ANNAPOLIS – A bill granting tax credits to employers who provide English classes was shot down during a Senate Budget and Taxation committee hearing Thursday.
Sen. Barbara Hoffman, D-Baltimore, fired the opening salvo, asking the bill’s sponsor, Sen. Richard Colburn, R-Wicomico, if the language training expenses were not already deductible businesses expenses.
Colburn said that he did not know. Then Hoffman proceeded to read a statement from the Office of Budget and Management opposing the bill on the grounds that such training expenses are in fact allowable business deductions on both state and federal income taxes.

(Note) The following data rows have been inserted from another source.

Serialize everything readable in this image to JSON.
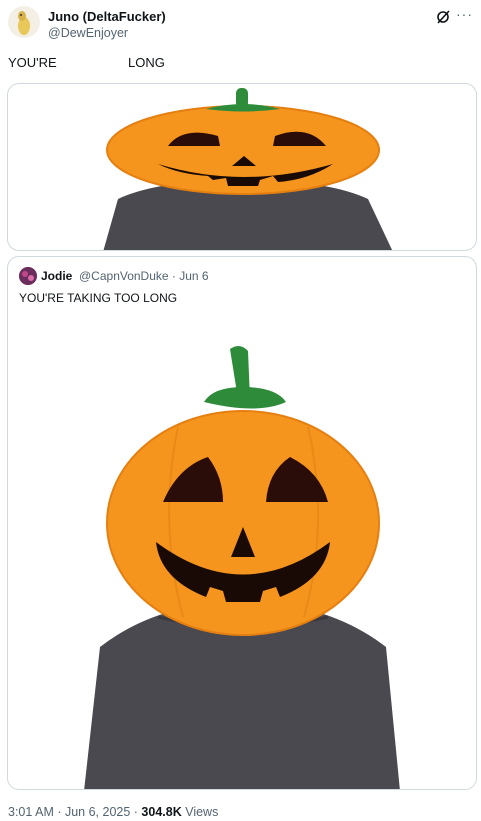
{
  "post": {
    "author_name": "Juno (DeltaFucker)",
    "author_handle": "@DewEnjoyer",
    "text_word_1": "YOU'RE",
    "text_word_2": "LONG",
    "media_1": "pumpkin-head-image-cropped"
  },
  "quote": {
    "author_name": "Jodie",
    "author_meta": "@CapnVonDuke · Jun 6",
    "text": "YOU'RE TAKING TOO LONG",
    "media": "pumpkin-head-image-full"
  },
  "footer": {
    "time_date": "3:01 AM · Jun 6, 2025 · ",
    "views_count": "304.8K",
    "views_label": " Views"
  },
  "colors": {
    "pumpkin": "#f6951e",
    "stem": "#2e8b3a",
    "shirt": "#4a4950",
    "muted": "#536471",
    "border": "#cfd9de"
  },
  "icons": [
    "grok-icon",
    "more-icon"
  ]
}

Colburn next asked why Delmarva Poultry Industry Inc. requested the legislation if the expenses were currently deductible.
Hoffman replied, “Because the tax credit is more valuable.”
Credits are applied to the amount of taxes owed, giving the taxpayer the full value of the amount being claimed. Deductions, on the other hand, are subtracted from income prior to computing taxes, so the taxpayer gets only a fraction of that value.
Delmarva is a trade association representing poultry industries concentrated on Maryland’s Eastern Shore.
Gerald B. Pruitt, Delmarva’s director of public affairs, said the poultry industry employs many Spanish-speaking immigrants who are hindered by their lack of English proficiency. Pruitt believes the tax credit would provide an incentive for more businesses to offer English instruction.
The bill would allow businesses providing English classes to take a state tax credit equal to 50 percent of those expenses. The total credit would be limited to $10,000 per business annually.
The measure was introduced in 1996, but was killed in committee.
“There are already government programs in place for Adult Basic Education,” Sen. Gloria Lawlah, D-Prince George’s, noted in her objection to the bill. “These programs are funded by taxpayers’ dollars, and they are accessible.”
Colburn acknowledged that “it’s probably a bad year for tax credits. The Governor is pushing a tax cut. It doesn’t stand a chance.”
The Senate Budget and Taxation Committee has not yet scheduled a vote on the bill this year. -30-